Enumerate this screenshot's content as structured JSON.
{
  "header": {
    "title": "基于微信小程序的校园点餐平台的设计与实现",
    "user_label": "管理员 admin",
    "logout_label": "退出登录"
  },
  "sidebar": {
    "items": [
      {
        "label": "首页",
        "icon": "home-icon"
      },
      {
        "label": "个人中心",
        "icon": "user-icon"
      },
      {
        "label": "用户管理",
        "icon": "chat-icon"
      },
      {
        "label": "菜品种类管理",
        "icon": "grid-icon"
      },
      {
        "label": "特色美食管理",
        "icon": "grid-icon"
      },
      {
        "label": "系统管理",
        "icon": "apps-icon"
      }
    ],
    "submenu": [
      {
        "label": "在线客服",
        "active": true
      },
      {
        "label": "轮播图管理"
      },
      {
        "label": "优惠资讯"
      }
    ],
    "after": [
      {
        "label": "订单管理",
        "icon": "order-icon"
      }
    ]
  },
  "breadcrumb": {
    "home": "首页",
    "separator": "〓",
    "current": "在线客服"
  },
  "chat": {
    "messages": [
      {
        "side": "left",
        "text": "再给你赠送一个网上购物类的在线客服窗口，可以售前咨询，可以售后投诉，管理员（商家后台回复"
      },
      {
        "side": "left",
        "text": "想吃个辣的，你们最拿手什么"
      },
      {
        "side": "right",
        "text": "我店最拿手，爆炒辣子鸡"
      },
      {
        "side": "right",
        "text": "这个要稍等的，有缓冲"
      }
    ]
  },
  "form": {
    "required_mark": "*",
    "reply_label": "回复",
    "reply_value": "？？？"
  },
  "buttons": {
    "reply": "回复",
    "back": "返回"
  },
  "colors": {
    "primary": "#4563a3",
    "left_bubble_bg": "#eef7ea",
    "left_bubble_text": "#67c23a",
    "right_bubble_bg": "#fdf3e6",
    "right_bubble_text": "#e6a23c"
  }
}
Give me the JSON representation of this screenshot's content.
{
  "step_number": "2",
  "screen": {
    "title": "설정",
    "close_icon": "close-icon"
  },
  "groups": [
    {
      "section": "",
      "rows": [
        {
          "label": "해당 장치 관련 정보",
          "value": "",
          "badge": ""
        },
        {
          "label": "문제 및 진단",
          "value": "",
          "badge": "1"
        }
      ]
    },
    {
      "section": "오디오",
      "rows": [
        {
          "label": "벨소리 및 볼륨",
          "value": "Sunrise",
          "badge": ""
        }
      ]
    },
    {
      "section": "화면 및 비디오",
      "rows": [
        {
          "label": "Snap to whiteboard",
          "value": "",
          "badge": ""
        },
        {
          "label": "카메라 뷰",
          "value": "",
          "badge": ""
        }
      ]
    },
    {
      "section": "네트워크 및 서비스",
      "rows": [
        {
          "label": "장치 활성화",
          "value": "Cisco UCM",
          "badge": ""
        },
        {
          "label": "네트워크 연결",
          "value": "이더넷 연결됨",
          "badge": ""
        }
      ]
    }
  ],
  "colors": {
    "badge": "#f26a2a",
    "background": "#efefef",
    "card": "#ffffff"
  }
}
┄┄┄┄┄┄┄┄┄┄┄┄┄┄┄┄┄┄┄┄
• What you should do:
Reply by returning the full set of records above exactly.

• Solution below:
Enumerate this screenshot's content as structured JSON.
{
  "header": {
    "title": "基于微信小程序的校园点餐平台的设计与实现",
    "user_label": "管理员 admin",
    "logout_label": "退出登录"
  },
  "sidebar": {
    "items": [
      {
        "label": "首页",
        "icon": "home-icon"
      },
      {
        "label": "个人中心",
        "icon": "user-icon"
      },
      {
        "label": "用户管理",
        "icon": "chat-icon"
      },
      {
        "label": "菜品种类管理",
        "icon": "grid-icon"
      },
      {
        "label": "特色美食管理",
        "icon": "grid-icon"
      },
      {
        "label": "系统管理",
        "icon": "apps-icon"
      }
    ],
    "submenu": [
      {
        "label": "在线客服",
        "active": true
      },
      {
        "label": "轮播图管理"
      },
      {
        "label": "优惠资讯"
      }
    ],
    "after": [
      {
        "label": "订单管理",
        "icon": "order-icon"
      }
    ]
  },
  "breadcrumb": {
    "home": "首页",
    "separator": "〓",
    "current": "在线客服"
  },
  "chat": {
    "messages": [
      {
        "side": "left",
        "text": "再给你赠送一个网上购物类的在线客服窗口，可以售前咨询，可以售后投诉，管理员（商家后台回复"
      },
      {
        "side": "left",
        "text": "想吃个辣的，你们最拿手什么"
      },
      {
        "side": "right",
        "text": "我店最拿手，爆炒辣子鸡"
      },
      {
        "side": "right",
        "text": "这个要稍等的，有缓冲"
      }
    ]
  },
  "form": {
    "required_mark": "*",
    "reply_label": "回复",
    "reply_value": "？？？"
  },
  "buttons": {
    "reply": "回复",
    "back": "返回"
  },
  "colors": {
    "primary": "#4563a3",
    "left_bubble_bg": "#eef7ea",
    "left_bubble_text": "#67c23a",
    "right_bubble_bg": "#fdf3e6",
    "right_bubble_text": "#e6a23c"
  }
}
Give me the JSON representation of this screenshot's content.
{
  "step_number": "2",
  "screen": {
    "title": "설정",
    "close_icon": "close-icon"
  },
  "groups": [
    {
      "section": "",
      "rows": [
        {
          "label": "해당 장치 관련 정보",
          "value": "",
          "badge": ""
        },
        {
          "label": "문제 및 진단",
          "value": "",
          "badge": "1"
        }
      ]
    },
    {
      "section": "오디오",
      "rows": [
        {
          "label": "벨소리 및 볼륨",
          "value": "Sunrise",
          "badge": ""
        }
      ]
    },
    {
      "section": "화면 및 비디오",
      "rows": [
        {
          "label": "Snap to whiteboard",
          "value": "",
          "badge": ""
        },
        {
          "label": "카메라 뷰",
          "value": "",
          "badge": ""
        }
      ]
    },
    {
      "section": "네트워크 및 서비스",
      "rows": [
        {
          "label": "장치 활성화",
          "value": "Cisco UCM",
          "badge": ""
        },
        {
          "label": "네트워크 연결",
          "value": "이더넷 연결됨",
          "badge": ""
        }
      ]
    }
  ],
  "colors": {
    "badge": "#f26a2a",
    "background": "#efefef",
    "card": "#ffffff"
  }
}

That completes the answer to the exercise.